Criminal offenses in Texas are classified as minor offenses, misdemeanors, and felonies. Of these three, misdemeanors and felonies are the most serious and can result in jail or prison sentences, as well as high fines and other consequences. It is important to understand the differences between misdemeanors and felonies, as well as the penalties you may face if charged with either. Below, our Austin criminal defense lawyer explains further.
What is a Misdemeanor?
Misdemeanor charges at both the state and federal levels are generally non-violent offenses. Non-violent crimes are still against the law, but they do not cause the alleged victim any harm. Fines, restitution, community service, court-ordered programs, and jail time that does not exceed one year are common penalties for those convicted of a misdemeanor charge.

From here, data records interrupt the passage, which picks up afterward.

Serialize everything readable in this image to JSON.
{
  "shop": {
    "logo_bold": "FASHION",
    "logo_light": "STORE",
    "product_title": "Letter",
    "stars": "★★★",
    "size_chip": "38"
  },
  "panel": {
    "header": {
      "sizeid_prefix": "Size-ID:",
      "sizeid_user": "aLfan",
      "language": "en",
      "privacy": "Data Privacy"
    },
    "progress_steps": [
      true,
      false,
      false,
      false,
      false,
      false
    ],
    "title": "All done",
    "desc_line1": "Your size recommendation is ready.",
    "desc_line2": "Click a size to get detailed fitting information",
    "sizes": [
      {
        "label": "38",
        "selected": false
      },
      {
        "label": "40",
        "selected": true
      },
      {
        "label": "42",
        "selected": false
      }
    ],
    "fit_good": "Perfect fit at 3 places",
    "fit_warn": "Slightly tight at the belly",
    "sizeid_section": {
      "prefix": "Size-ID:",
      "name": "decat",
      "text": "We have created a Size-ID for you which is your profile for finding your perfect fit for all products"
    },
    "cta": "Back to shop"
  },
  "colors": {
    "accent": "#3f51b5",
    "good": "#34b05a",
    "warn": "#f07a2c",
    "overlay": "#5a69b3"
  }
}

Typically, jail time associated with misdemeanors ranges from several days to many months. The sentence will depend on into which class the misdemeanor falls. Misdemeanors are classed as either Class A, Class B, or Class C misdemeanors. Common examples of misdemeanor offenses are as follows:
- First and second DWI offenses

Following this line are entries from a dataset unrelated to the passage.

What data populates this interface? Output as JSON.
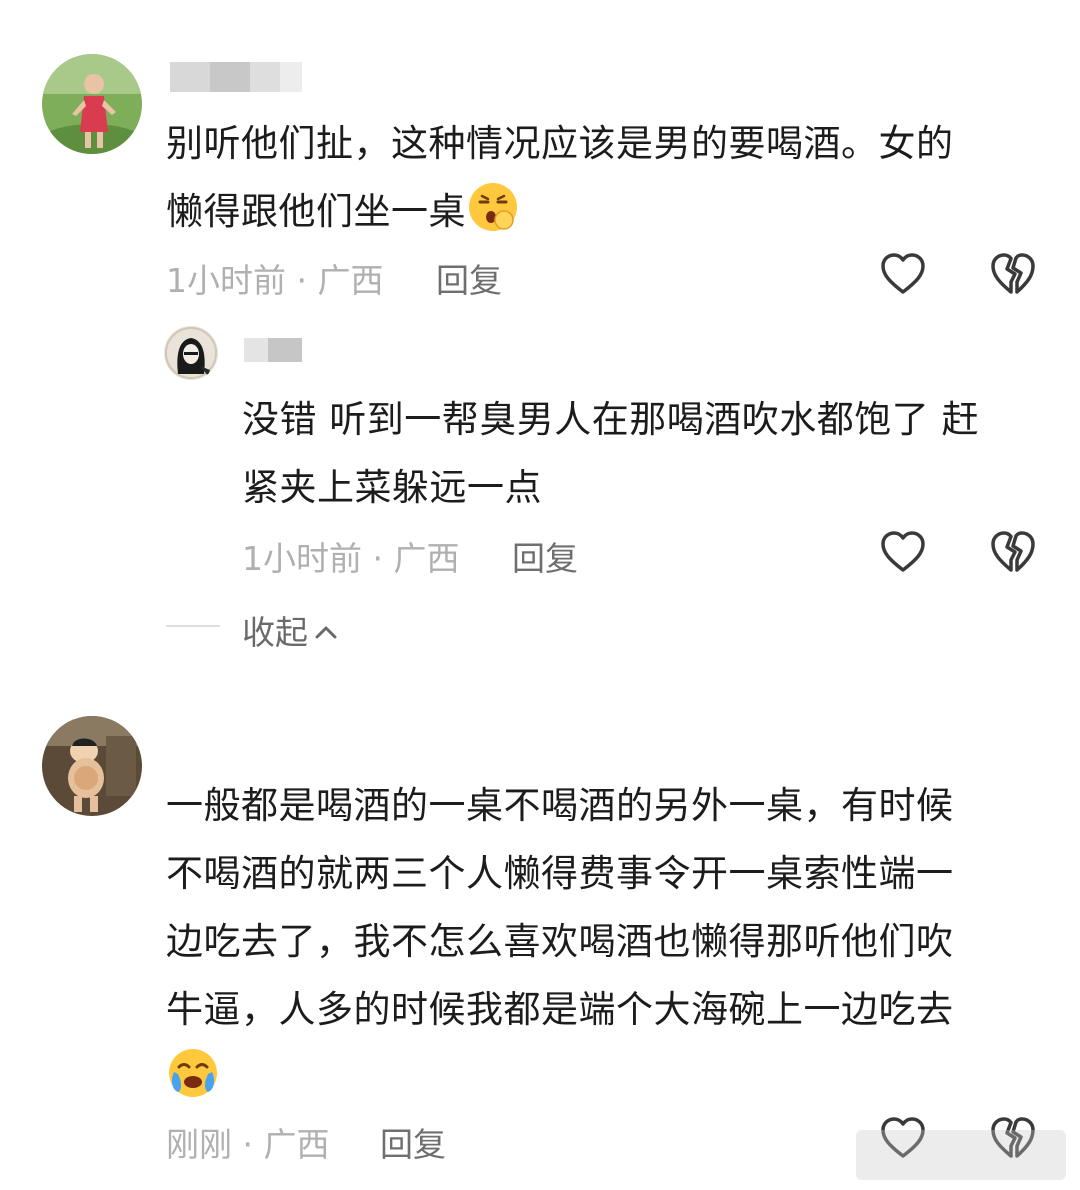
{
  "comments": [
    {
      "text_lines": [
        "别听他们扯，这种情况应该是男的要喝酒。女的",
        "懒得跟他们坐一桌"
      ],
      "meta": "1小时前 · 广西",
      "reply_label": "回复"
    },
    {
      "text_lines": [
        "没错 听到一帮臭男人在那喝酒吹水都饱了 赶",
        "紧夹上菜躲远一点"
      ],
      "meta": "1小时前 · 广西",
      "reply_label": "回复"
    },
    {
      "text_lines": [
        "一般都是喝酒的一桌不喝酒的另外一桌，有时候",
        "不喝酒的就两三个人懒得费事令开一桌索性端一",
        "边吃去了，我不怎么喜欢喝酒也懒得那听他们吹",
        "牛逼，人多的时候我都是端个大海碗上一边吃去"
      ],
      "meta": "刚刚 · 广西",
      "reply_label": "回复"
    }
  ],
  "collapse_label": "收起",
  "icons": {
    "like": "heart-outline-icon",
    "dislike": "broken-heart-icon",
    "collapse": "chevron-up-icon"
  },
  "colors": {
    "text": "#1c1c1c",
    "meta": "#b0b0b0",
    "reply": "#6f6f6f",
    "icon": "#3a3a3a"
  }
}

- Shoplifting and theft over $100
- Unlawful carrying of a weapon
- Unlawful restraint
- Indecent exposure
- Minor drug possession
- Failure to pay child support
- Lying to a police officer
- Jumping bail
The least minor misdemeanor offense in Texas is Class C. These offenses are punishable by a maximum fine of $500 only. Traffic citations such as reckless driving and speeding are among the most common Class C misdemeanor.
What is a Felony?
Felony charges in Texas cover the most serious types of criminal offenses. Felony crimes are those that cause physical injury or death to another person or a group of people. Criminal offenses that cause great financial harm are also usually classified as felonies. The penalties for a felony conviction are far greater than those for a misdemeanor. Prison time, as opposed to jail time, is also part of a felony sentence. The minimum amount of time someone will spend in prison after being convicted of a felony is two years. The fines for felony charges are also much higher than those for misdemeanors.
Some of the most common felony offenses are as follows:
- Theft/aggravated robbery
- Indecent exposure to a minor
- Sexual assault
- Possession of child pornography
- Online solicitation of a minor
- Third offense and subsequent DWIs
Contact Our Austin TX Defense Lawyers in Austin About Your Charges
If you or someone you love has been charged with a misdemeanor or felony in Texas, you need the strongest defense possible. At Granger and Mueller PC, our Austin criminal defense lawyers can provide it so you have the best chance of beating the charges and protecting your future. Call us now at 512-474-9999 or contact us online to speak with one of our knowledgeable attorneys.